AVAILABLE RECORDS below:

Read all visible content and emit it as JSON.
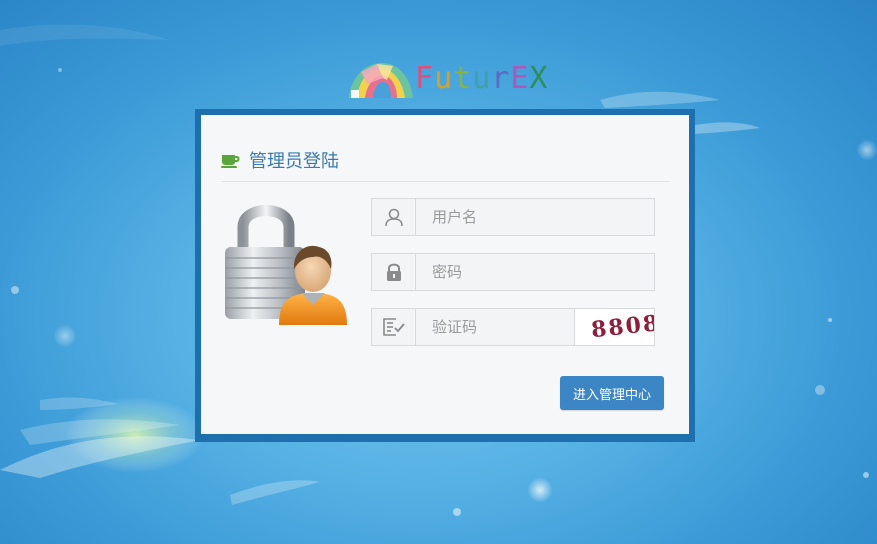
{
  "brand": {
    "logo_text": "FuturEX",
    "logo_letters": [
      "F",
      "u",
      "t",
      "u",
      "r",
      "E",
      "X"
    ]
  },
  "login": {
    "title": "管理员登陆",
    "username_placeholder": "用户名",
    "password_placeholder": "密码",
    "captcha_placeholder": "验证码",
    "captcha_text": "8808",
    "submit_label": "进入管理中心"
  },
  "icons": {
    "title_icon": "coffee-cup-icon",
    "username_icon": "user-icon",
    "password_icon": "lock-icon",
    "captcha_icon": "checklist-icon",
    "illustration": "padlock-user-illustration"
  },
  "colors": {
    "background": "#56b1e4",
    "frame": "#1e6fae",
    "panel": "#f6f7f8",
    "title": "#3a7ab3",
    "button": "#3d86c6",
    "captcha_text": "#8c1f3a"
  }
}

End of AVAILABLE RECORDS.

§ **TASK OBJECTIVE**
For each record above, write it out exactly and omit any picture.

§ **REPLY**
Read all visible content and emit it as JSON.
{
  "brand": {
    "logo_text": "FuturEX",
    "logo_letters": [
      "F",
      "u",
      "t",
      "u",
      "r",
      "E",
      "X"
    ]
  },
  "login": {
    "title": "管理员登陆",
    "username_placeholder": "用户名",
    "password_placeholder": "密码",
    "captcha_placeholder": "验证码",
    "captcha_text": "8808",
    "submit_label": "进入管理中心"
  },
  "icons": {
    "title_icon": "coffee-cup-icon",
    "username_icon": "user-icon",
    "password_icon": "lock-icon",
    "captcha_icon": "checklist-icon",
    "illustration": "padlock-user-illustration"
  },
  "colors": {
    "background": "#56b1e4",
    "frame": "#1e6fae",
    "panel": "#f6f7f8",
    "title": "#3a7ab3",
    "button": "#3d86c6",
    "captcha_text": "#8c1f3a"
  }
}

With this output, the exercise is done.